Now that most whitetail seasons are over, many hunters feel like their opportunity to shoot a nice buck is over. However, now is the time to really try some off-the-wall things to try and harvest a nice buck. These are a few of the tactics I like to use when I am finding myself with a whitetail tag still in my pocket this time of year.
Chase ‘Em Like a Goat
Antelope out on the prairie are animals that can at times, have very poor depth perception. I like to treat a lot of spot and stalk deer hunts the same way. If I am trying to move in on a buck who is walking in a line, instead of walking straight at him, I will mostly move in a quartering to fashion so that the buck thinks maybe I’m just a cow or coyote or something else out in the field and that I am not necessarily a threat trying to close the distance. Even if this only allows me to cut the distance in half, I can often be close enough to try a shot. The key to this tactic is to watch the behavior of the deer you are after. If he starts getting anxious then I recommend not pushing it too much, but if he doesn’t seem to think much of you press on!
Don’t Hunt the Herd
Out on the prairie when mature bucks are on lockdown with their does they will often pull her away from the crowd and hold up in what seems like the middle of nowhere. If you have ever seen deer do this in certain areas, now is the time to make a milk run of places to look. If mature bucks have pushed a doe into certain areas before then another buck will most likely do the same thing. When you have certain places that just happen to hold them, drive around and if possible, glass the heck out of these areas and try to locate deer. If you are unable to find one, keep going to the next spot until you do.
We are getting close to the end of the main rut when the last few does (before the next heat cycle hits) are in heat and the mature bucks are isolating them from the pressure of the small bucks around. I would imagine everyone has been out hunting and seen several nice size groups of does and wondered how there could not be a nice buck hanging around with them. That exact scenario happens because of this. Even though I say at the start of this to not hunt the herd, never totally abandon the area. When I say the bucks pull the does into the middle of nowhere, I’m not saying they are 5 miles away. Generally, 2 miles is the max distance I would be talking about but the specific topography and terrain you’re hunting will either increase or decrease that radius.
Even though it seems like it’s an obvious statement, deer love abandoned farmyards. I find though, most people don’t want to hunt near a lot of buildings just because it makes them feel uncomfortable. (Disclaimer: I’m not saying go hunt next to everyone’s houses). Abandoned corrals and uninhabited farm places usually have a lot of overgrown weeds, bushes, etc that create a matrix of edges for the whitetails to live amongst. Whitetails are edge creatures and that is why we often see them on the edges of CRP plots, crop fields, and tree belts.
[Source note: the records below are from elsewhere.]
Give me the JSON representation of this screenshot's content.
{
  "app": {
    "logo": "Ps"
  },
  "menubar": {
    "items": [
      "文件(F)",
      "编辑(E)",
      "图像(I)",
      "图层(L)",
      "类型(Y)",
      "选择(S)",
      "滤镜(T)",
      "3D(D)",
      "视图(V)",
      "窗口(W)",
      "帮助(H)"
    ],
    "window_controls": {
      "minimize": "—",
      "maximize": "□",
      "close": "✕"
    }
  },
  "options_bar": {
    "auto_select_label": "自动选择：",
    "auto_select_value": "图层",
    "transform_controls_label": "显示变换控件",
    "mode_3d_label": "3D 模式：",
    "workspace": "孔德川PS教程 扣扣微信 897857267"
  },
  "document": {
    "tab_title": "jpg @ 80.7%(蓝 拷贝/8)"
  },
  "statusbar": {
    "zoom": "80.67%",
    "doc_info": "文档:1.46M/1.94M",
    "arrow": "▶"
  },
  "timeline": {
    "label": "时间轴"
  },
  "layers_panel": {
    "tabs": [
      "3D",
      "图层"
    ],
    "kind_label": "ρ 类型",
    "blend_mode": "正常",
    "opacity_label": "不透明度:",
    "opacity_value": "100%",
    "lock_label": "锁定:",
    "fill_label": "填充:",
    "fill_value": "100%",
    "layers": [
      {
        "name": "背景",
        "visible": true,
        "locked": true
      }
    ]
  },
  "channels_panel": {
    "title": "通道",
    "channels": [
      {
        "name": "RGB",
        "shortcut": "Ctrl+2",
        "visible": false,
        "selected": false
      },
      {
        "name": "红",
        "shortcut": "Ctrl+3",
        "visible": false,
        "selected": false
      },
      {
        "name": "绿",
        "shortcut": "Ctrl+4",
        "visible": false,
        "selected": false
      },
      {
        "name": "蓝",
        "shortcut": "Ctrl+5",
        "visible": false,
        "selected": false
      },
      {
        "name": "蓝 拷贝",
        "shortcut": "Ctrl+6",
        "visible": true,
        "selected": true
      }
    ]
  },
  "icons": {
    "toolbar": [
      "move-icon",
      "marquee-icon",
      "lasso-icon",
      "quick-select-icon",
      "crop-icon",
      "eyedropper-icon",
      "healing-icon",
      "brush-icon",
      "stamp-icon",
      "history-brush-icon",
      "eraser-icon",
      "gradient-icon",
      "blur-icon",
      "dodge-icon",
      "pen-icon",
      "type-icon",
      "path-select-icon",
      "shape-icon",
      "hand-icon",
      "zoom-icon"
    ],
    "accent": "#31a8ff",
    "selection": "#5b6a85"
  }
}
Farmyards have fences, weeds, trees, and other structures that give them a variety of edgy feeling habitat. Between the habitat and the oftentimes little pressure, these types of places are great for holding nice deer this time of the year.
While the majority of people are about ready to focus on the feeding areas to chase last-minute whitetail bucks, I like to continue targeting those mature bucks who are taking advantage of the final does in heat. These are a few of the tactics I like to use in order to put the odds in my favor when trying to hone in on a mature whitetail this time of year.